The Appeal Court is set to hear SRP lawmaker Son Chhay’s appeal on Friday against the Siem Reap Provincial Court’s decision ordering him to sell approximately 3 hectares of land to the Apsara Authority.
In December 2006, the Siem Reap court ruled that the property was state land and must be turned over to the Apsara Authority, which manages the Angkor Archaeological Park.
Son Chhay said Tuesday that the court had ordered him to sell the 3.14-hectare plot in Siem Reap district’s Slakram commune for just $0.50 per square meter.
Son Chhay alleged in an interview, however, that Pal Chan Dara, an attorney representing the Apsara Authority in the case, had told him to speak with Cabinet Minister and Apsara chairman Sok An to get the price boosted to $30 per square meter.
The lawmaker also claimed that in September 2006 he met with Sokimex tycoon Sok Kong, who allegedly said that he had acquired a 70-year lease for land that included the disputed property back in 2005.
Son Chhay added that a hotel is planned for the land in question.
Son Chhay also said that during the trial in December, which he lost, he told the Siem Reap provincial court that he would willingly vacate the property if it would be used for the public good, such as a school or a hospital for the poor.
“I told the Apsara Authority that the land must be for the public interest,” he said Tuesday.
“But taking the land to build hotels is not for the public
Contacted by telephone Tuesday, Pal Chan Dara denied having ever met with Son Chhay.
“I never met [Son Chhay]; I only saw him in court,” Pal Chan Dara said, adding: “The land belongs to the state, and the state has the right to lease it—this is
Apsara Authority Deputy Director General Soeung Kong said Wednesday that no lease deal has been struck with Sok Kong for the land, but he added that the government is seeking investors interested in developing the property, which he claimed has been state-owned since 1994.
“The government has issued a subdecree to have [the land] become a center for tourism and culture,” Soeung Kong said.

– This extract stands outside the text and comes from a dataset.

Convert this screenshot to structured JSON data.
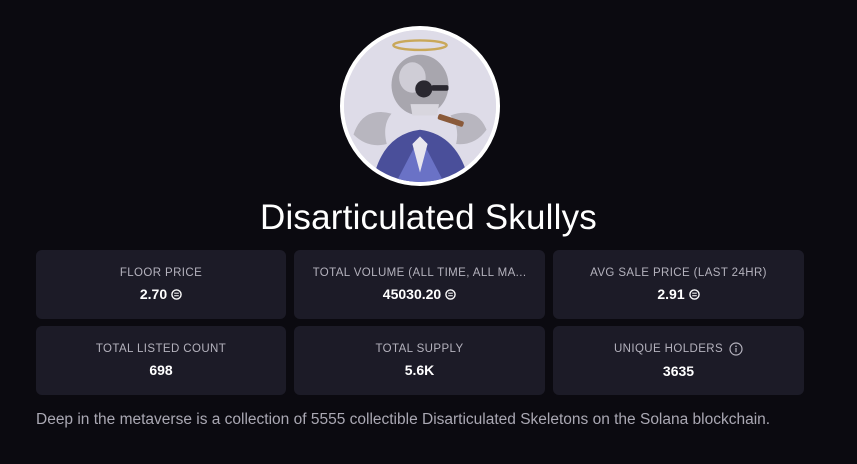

“The land can be used for hotels and entertainment centers related to tourism.”
An assistant to Sok Kong said that he was too busy to speak to a reporter Wednesday.